▸ THE TASK: Leaving out the images, repeat all the lines below exactly.
[Start of section]
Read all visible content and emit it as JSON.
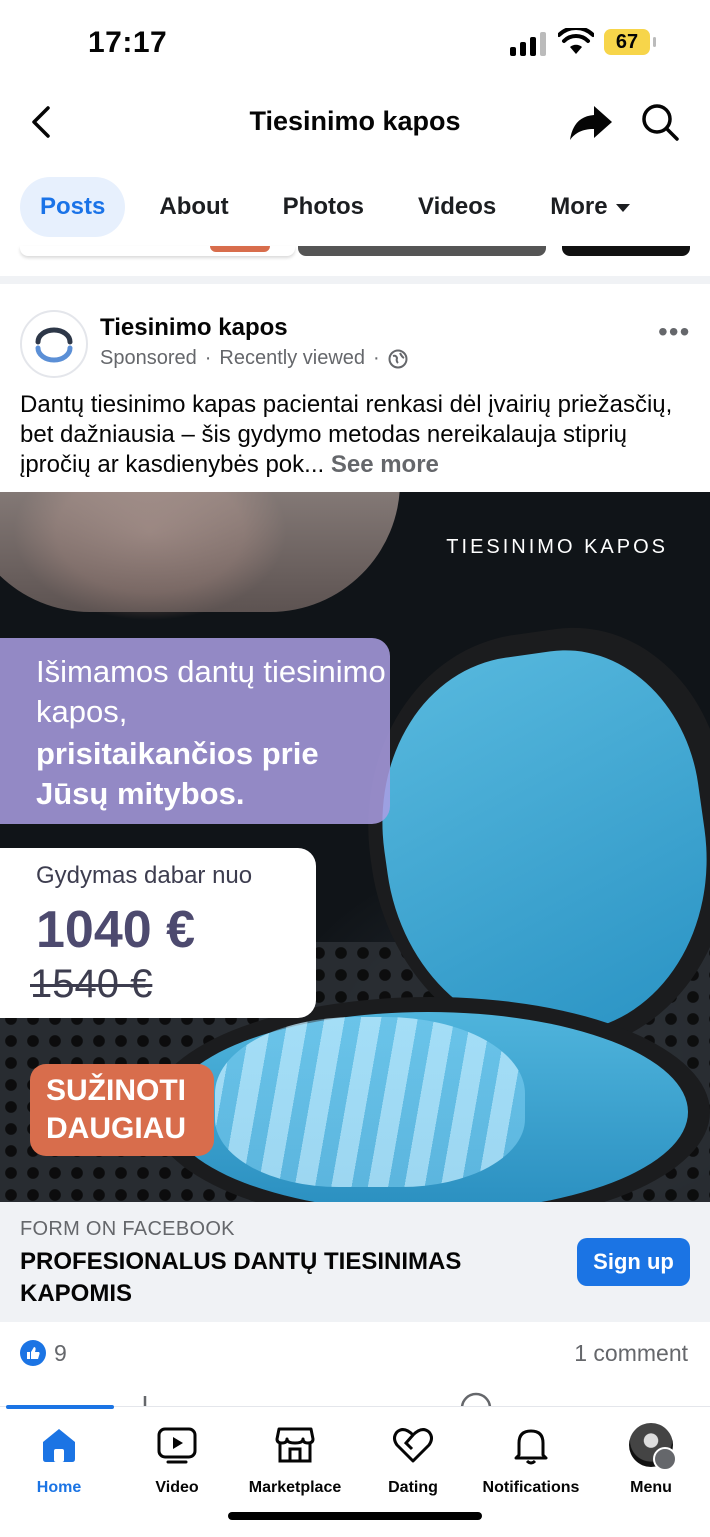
{
  "status_bar": {
    "time": "17:17",
    "battery": "67"
  },
  "header": {
    "title": "Tiesinimo kapos"
  },
  "tabs": [
    {
      "label": "Posts"
    },
    {
      "label": "About"
    },
    {
      "label": "Photos"
    },
    {
      "label": "Videos"
    },
    {
      "label": "More"
    }
  ],
  "post": {
    "author": "Tiesinimo kapos",
    "meta_sponsored": "Sponsored",
    "meta_viewed": "Recently viewed",
    "text": "Dantų tiesinimo kapas pacientai renkasi dėl įvairių priežasčių, bet dažniausia – šis gydymo metodas nereikalauja stiprių įpročių ar kasdienybės pok...",
    "see_more": "See more",
    "ad": {
      "brand": "TIESINIMO KAPOS",
      "headline_1": "Išimamos dantų tiesinimo kapos,",
      "headline_2": "prisitaikančios prie Jūsų mitybos.",
      "price_from": "Gydymas dabar nuo",
      "price_now": "1040 €",
      "price_old": "1540 €",
      "cta": "SUŽINOTI DAUGIAU"
    },
    "form": {
      "kicker": "FORM ON FACEBOOK",
      "title": "PROFESIONALUS DANTŲ TIESINIMAS KAPOMIS",
      "button": "Sign up"
    },
    "likes": "9",
    "comments": "1 comment"
  },
  "bottom_nav": [
    {
      "label": "Home",
      "icon": "home-icon"
    },
    {
      "label": "Video",
      "icon": "video-icon"
    },
    {
      "label": "Marketplace",
      "icon": "marketplace-icon"
    },
    {
      "label": "Dating",
      "icon": "dating-icon"
    },
    {
      "label": "Notifications",
      "icon": "bell-icon"
    },
    {
      "label": "Menu",
      "icon": "profile-avatar"
    }
  ],
  "colors": {
    "accent": "#1b74e4",
    "tab_active_bg": "#e7f0fd",
    "cta": "#d86d4c",
    "ad_purple": "#aa9ee4"
  }
}
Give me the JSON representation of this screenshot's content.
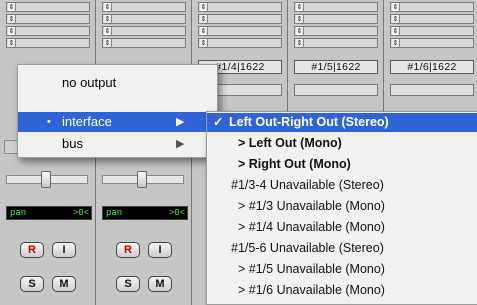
{
  "strips": [
    {
      "io_label": "",
      "pan_label": "pan",
      "pan_value": ">0<",
      "buttons": [
        "R",
        "I",
        "S",
        "M"
      ]
    },
    {
      "io_label": "",
      "pan_label": "pan",
      "pan_value": ">0<",
      "buttons": [
        "R",
        "I",
        "S",
        "M"
      ]
    },
    {
      "io_label": "#1/4|1622",
      "pan_label": "",
      "pan_value": "",
      "buttons": []
    },
    {
      "io_label": "#1/5|1622",
      "pan_label": "",
      "pan_value": "",
      "buttons": []
    },
    {
      "io_label": "#1/6|1622",
      "pan_label": "",
      "pan_value": "",
      "buttons": []
    }
  ],
  "output_menu": {
    "items": [
      {
        "label": "no output",
        "selected": false,
        "submenu": false
      },
      {
        "label": "interface",
        "selected": true,
        "submenu": true
      },
      {
        "label": "bus",
        "selected": false,
        "submenu": true
      }
    ]
  },
  "interface_submenu": {
    "items": [
      {
        "label": "Left Out-Right Out (Stereo)",
        "checked": true
      },
      {
        "label": "> Left Out (Mono)",
        "checked": false
      },
      {
        "label": "> Right Out (Mono)",
        "checked": false
      },
      {
        "label": "#1/3-4 Unavailable (Stereo)",
        "checked": false
      },
      {
        "label": "> #1/3 Unavailable (Mono)",
        "checked": false
      },
      {
        "label": "> #1/4 Unavailable (Mono)",
        "checked": false
      },
      {
        "label": "#1/5-6 Unavailable (Stereo)",
        "checked": false
      },
      {
        "label": "> #1/5 Unavailable (Mono)",
        "checked": false
      },
      {
        "label": "> #1/6 Unavailable (Mono)",
        "checked": false
      }
    ]
  },
  "icons": {
    "check": "✓",
    "radio_dot": "•",
    "submenu_arrow": "▶",
    "insert_arrow": "⇕"
  },
  "colors": {
    "highlight": "#3064d6",
    "pan_text": "#3cff3c",
    "record": "#c00000"
  }
}
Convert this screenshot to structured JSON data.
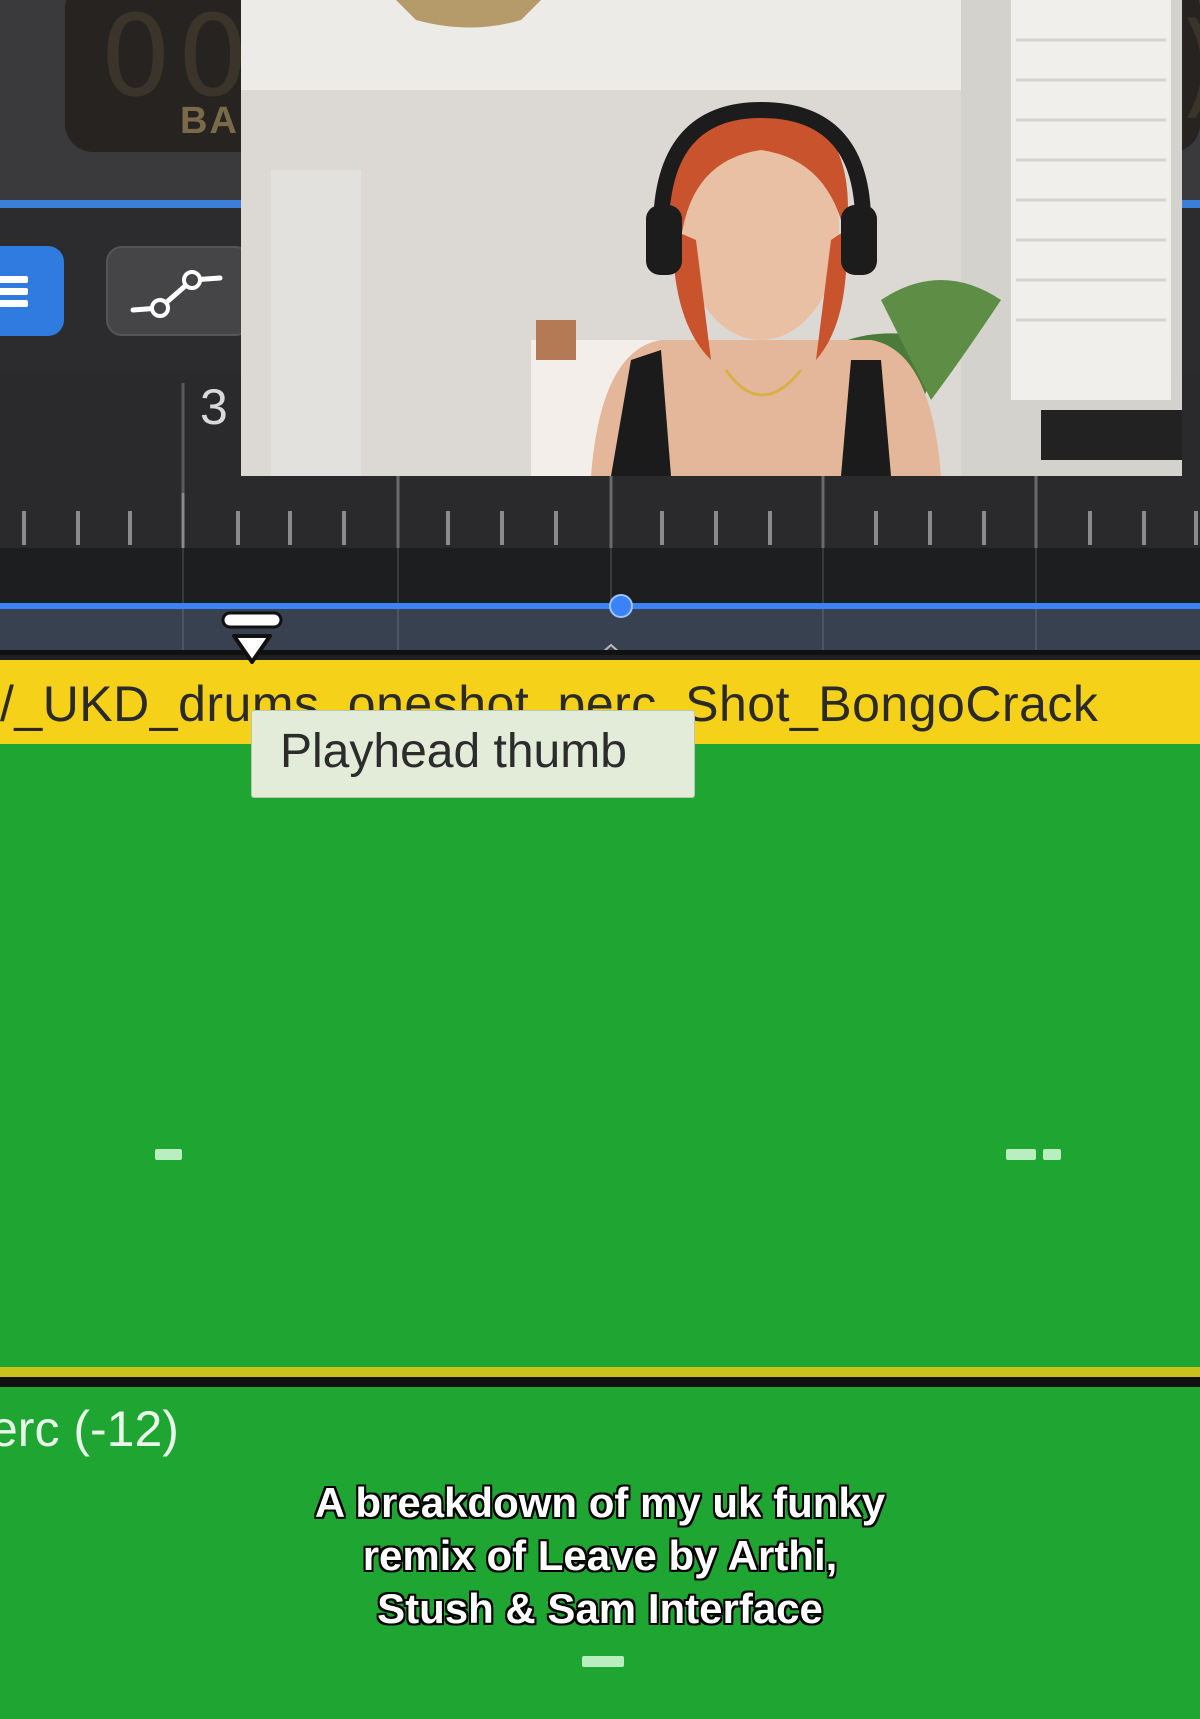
{
  "header": {
    "lcd_digits": "00",
    "lcd_label": "BA",
    "lcd_right_digit": ")"
  },
  "toolbar": {
    "list_view_icon": "list-icon",
    "automation_icon": "automation-curve-icon"
  },
  "ruler": {
    "bar_number": "3"
  },
  "playhead": {
    "icon": "playhead-thumb-icon"
  },
  "tooltip": {
    "text": "Playhead thumb"
  },
  "regions": [
    {
      "name": "/_UKD_drums_oneshot_perc_Shot_BongoCrack",
      "color": "#f6d11a"
    },
    {
      "name": "erc (-12)",
      "color": "#1fa531"
    }
  ],
  "caption": {
    "lines": [
      "A breakdown of my uk funky",
      "remix of Leave by Arthi,",
      "Stush & Sam Interface"
    ]
  },
  "colors": {
    "accent_blue": "#3b82f6",
    "region_green": "#1fa531",
    "region_yellow": "#f6d11a"
  }
}
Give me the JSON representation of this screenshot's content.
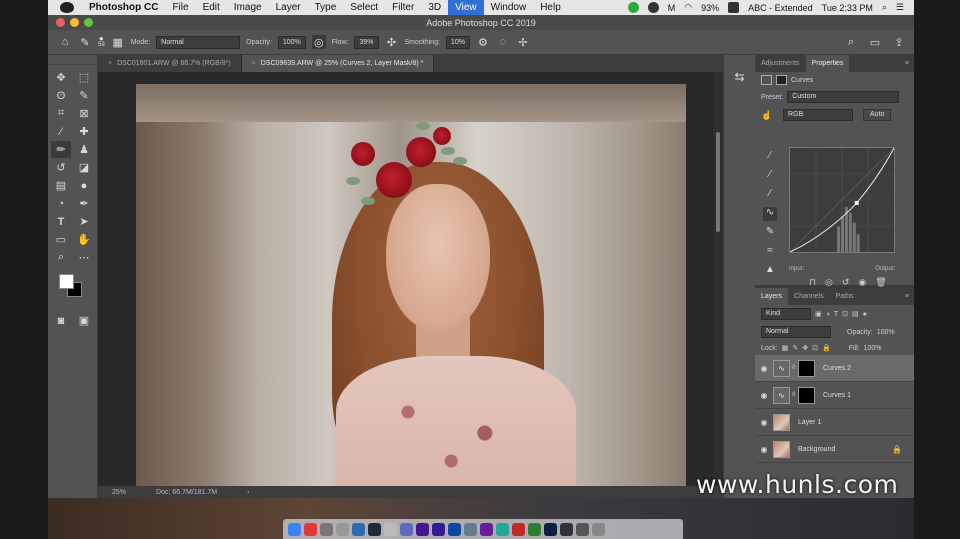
{
  "menubar": {
    "app_name": "Photoshop CC",
    "items": [
      "File",
      "Edit",
      "Image",
      "Layer",
      "Type",
      "Select",
      "Filter",
      "3D",
      "View",
      "Window",
      "Help"
    ],
    "active_item": "View",
    "battery": "93%",
    "input_source": "ABC - Extended",
    "clock": "Tue 2:33 PM"
  },
  "window": {
    "title": "Adobe Photoshop CC 2019"
  },
  "options_bar": {
    "brush_size": "59",
    "mode_label": "Mode:",
    "mode_value": "Normal",
    "opacity_label": "Opacity:",
    "opacity_value": "100%",
    "flow_label": "Flow:",
    "flow_value": "39%",
    "smoothing_label": "Smoothing:",
    "smoothing_value": "10%"
  },
  "tabs": [
    {
      "label": "DSC01801.ARW @ 66.7% (RGB/8*)",
      "active": false
    },
    {
      "label": "DSC09639.ARW @ 25% (Curves 2, Layer Mask/8) *",
      "active": true
    }
  ],
  "status": {
    "zoom": "25%",
    "doc": "Doc: 66.7M/181.7M"
  },
  "properties": {
    "tabs": [
      "Adjustments",
      "Properties"
    ],
    "active_tab": "Properties",
    "title": "Curves",
    "preset_label": "Preset:",
    "preset_value": "Custom",
    "channel": "RGB",
    "auto_label": "Auto",
    "input_label": "Input:",
    "output_label": "Output:"
  },
  "layers_panel": {
    "tabs": [
      "Layers",
      "Channels",
      "Paths"
    ],
    "active_tab": "Layers",
    "filter": "Kind",
    "blend_mode": "Normal",
    "opacity_label": "Opacity:",
    "opacity_value": "100%",
    "lock_label": "Lock:",
    "fill_label": "Fill:",
    "fill_value": "100%",
    "layers": [
      {
        "name": "Curves 2",
        "type": "adjustment",
        "selected": true
      },
      {
        "name": "Curves 1",
        "type": "adjustment",
        "selected": false
      },
      {
        "name": "Layer 1",
        "type": "pixel",
        "selected": false
      },
      {
        "name": "Background",
        "type": "pixel",
        "locked": true,
        "selected": false
      }
    ]
  },
  "watermark": "www.hunls.com",
  "colors": {
    "menu_highlight": "#2f6fd6",
    "panel_bg": "#535353",
    "dark_bg": "#3d3d3d"
  }
}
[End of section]
▸ SOLUTION TO THE EXERCISE:
Read all visible content and emit it as JSON.
{
  "status_bar": {
    "time": "17:17",
    "battery": "67"
  },
  "header": {
    "title": "Tiesinimo kapos"
  },
  "tabs": [
    {
      "label": "Posts"
    },
    {
      "label": "About"
    },
    {
      "label": "Photos"
    },
    {
      "label": "Videos"
    },
    {
      "label": "More"
    }
  ],
  "post": {
    "author": "Tiesinimo kapos",
    "meta_sponsored": "Sponsored",
    "meta_viewed": "Recently viewed",
    "text": "Dantų tiesinimo kapas pacientai renkasi dėl įvairių priežasčių, bet dažniausia – šis gydymo metodas nereikalauja stiprių įpročių ar kasdienybės pok...",
    "see_more": "See more",
    "ad": {
      "brand": "TIESINIMO KAPOS",
      "headline_1": "Išimamos dantų tiesinimo kapos,",
      "headline_2": "prisitaikančios prie Jūsų mitybos.",
      "price_from": "Gydymas dabar nuo",
      "price_now": "1040 €",
      "price_old": "1540 €",
      "cta": "SUŽINOTI DAUGIAU"
    },
    "form": {
      "kicker": "FORM ON FACEBOOK",
      "title": "PROFESIONALUS DANTŲ TIESINIMAS KAPOMIS",
      "button": "Sign up"
    },
    "likes": "9",
    "comments": "1 comment"
  },
  "bottom_nav": [
    {
      "label": "Home",
      "icon": "home-icon"
    },
    {
      "label": "Video",
      "icon": "video-icon"
    },
    {
      "label": "Marketplace",
      "icon": "marketplace-icon"
    },
    {
      "label": "Dating",
      "icon": "dating-icon"
    },
    {
      "label": "Notifications",
      "icon": "bell-icon"
    },
    {
      "label": "Menu",
      "icon": "profile-avatar"
    }
  ],
  "colors": {
    "accent": "#1b74e4",
    "tab_active_bg": "#e7f0fd",
    "cta": "#d86d4c",
    "ad_purple": "#aa9ee4"
  }
}
Give me the JSON representation of this screenshot's content.
{
  "strips": [
    {
      "io_label": "",
      "pan_label": "pan",
      "pan_value": ">0<",
      "buttons": [
        "R",
        "I",
        "S",
        "M"
      ]
    },
    {
      "io_label": "",
      "pan_label": "pan",
      "pan_value": ">0<",
      "buttons": [
        "R",
        "I",
        "S",
        "M"
      ]
    },
    {
      "io_label": "#1/4|1622",
      "pan_label": "",
      "pan_value": "",
      "buttons": []
    },
    {
      "io_label": "#1/5|1622",
      "pan_label": "",
      "pan_value": "",
      "buttons": []
    },
    {
      "io_label": "#1/6|1622",
      "pan_label": "",
      "pan_value": "",
      "buttons": []
    }
  ],
  "output_menu": {
    "items": [
      {
        "label": "no output",
        "selected": false,
        "submenu": false
      },
      {
        "label": "interface",
        "selected": true,
        "submenu": true
      },
      {
        "label": "bus",
        "selected": false,
        "submenu": true
      }
    ]
  },
  "interface_submenu": {
    "items": [
      {
        "label": "Left Out-Right Out (Stereo)",
        "checked": true
      },
      {
        "label": "> Left Out (Mono)",
        "checked": false
      },
      {
        "label": "> Right Out (Mono)",
        "checked": false
      },
      {
        "label": "#1/3-4 Unavailable (Stereo)",
        "checked": false
      },
      {
        "label": "> #1/3 Unavailable (Mono)",
        "checked": false
      },
      {
        "label": "> #1/4 Unavailable (Mono)",
        "checked": false
      },
      {
        "label": "#1/5-6 Unavailable (Stereo)",
        "checked": false
      },
      {
        "label": "> #1/5 Unavailable (Mono)",
        "checked": false
      },
      {
        "label": "> #1/6 Unavailable (Mono)",
        "checked": false
      }
    ]
  },
  "icons": {
    "check": "✓",
    "radio_dot": "•",
    "submenu_arrow": "▶",
    "insert_arrow": "⇕"
  },
  "colors": {
    "highlight": "#3064d6",
    "pan_text": "#3cff3c",
    "record": "#c00000"
  }
}
Convert this screenshot to structured JSON data.
{
  "header": {
    "lcd_digits": "00",
    "lcd_label": "BA",
    "lcd_right_digit": ")"
  },
  "toolbar": {
    "list_view_icon": "list-icon",
    "automation_icon": "automation-curve-icon"
  },
  "ruler": {
    "bar_number": "3"
  },
  "playhead": {
    "icon": "playhead-thumb-icon"
  },
  "tooltip": {
    "text": "Playhead thumb"
  },
  "regions": [
    {
      "name": "/_UKD_drums_oneshot_perc_Shot_BongoCrack",
      "color": "#f6d11a"
    },
    {
      "name": "erc (-12)",
      "color": "#1fa531"
    }
  ],
  "caption": {
    "lines": [
      "A breakdown of my uk funky",
      "remix of Leave by Arthi,",
      "Stush & Sam Interface"
    ]
  },
  "colors": {
    "accent_blue": "#3b82f6",
    "region_green": "#1fa531",
    "region_yellow": "#f6d11a"
  }
}
Give me the JSON representation of this screenshot's content.
{
  "menubar": {
    "app_name": "Photoshop CC",
    "items": [
      "File",
      "Edit",
      "Image",
      "Layer",
      "Type",
      "Select",
      "Filter",
      "3D",
      "View",
      "Window",
      "Help"
    ],
    "active_item": "View",
    "battery": "93%",
    "input_source": "ABC - Extended",
    "clock": "Tue 2:33 PM"
  },
  "window": {
    "title": "Adobe Photoshop CC 2019"
  },
  "options_bar": {
    "brush_size": "59",
    "mode_label": "Mode:",
    "mode_value": "Normal",
    "opacity_label": "Opacity:",
    "opacity_value": "100%",
    "flow_label": "Flow:",
    "flow_value": "39%",
    "smoothing_label": "Smoothing:",
    "smoothing_value": "10%"
  },
  "tabs": [
    {
      "label": "DSC01801.ARW @ 66.7% (RGB/8*)",
      "active": false
    },
    {
      "label": "DSC09639.ARW @ 25% (Curves 2, Layer Mask/8) *",
      "active": true
    }
  ],
  "status": {
    "zoom": "25%",
    "doc": "Doc: 66.7M/181.7M"
  },
  "properties": {
    "tabs": [
      "Adjustments",
      "Properties"
    ],
    "active_tab": "Properties",
    "title": "Curves",
    "preset_label": "Preset:",
    "preset_value": "Custom",
    "channel": "RGB",
    "auto_label": "Auto",
    "input_label": "Input:",
    "output_label": "Output:"
  },
  "layers_panel": {
    "tabs": [
      "Layers",
      "Channels",
      "Paths"
    ],
    "active_tab": "Layers",
    "filter": "Kind",
    "blend_mode": "Normal",
    "opacity_label": "Opacity:",
    "opacity_value": "100%",
    "lock_label": "Lock:",
    "fill_label": "Fill:",
    "fill_value": "100%",
    "layers": [
      {
        "name": "Curves 2",
        "type": "adjustment",
        "selected": true
      },
      {
        "name": "Curves 1",
        "type": "adjustment",
        "selected": false
      },
      {
        "name": "Layer 1",
        "type": "pixel",
        "selected": false
      },
      {
        "name": "Background",
        "type": "pixel",
        "locked": true,
        "selected": false
      }
    ]
  },
  "watermark": "www.hunls.com",
  "colors": {
    "menu_highlight": "#2f6fd6",
    "panel_bg": "#535353",
    "dark_bg": "#3d3d3d"
  }
}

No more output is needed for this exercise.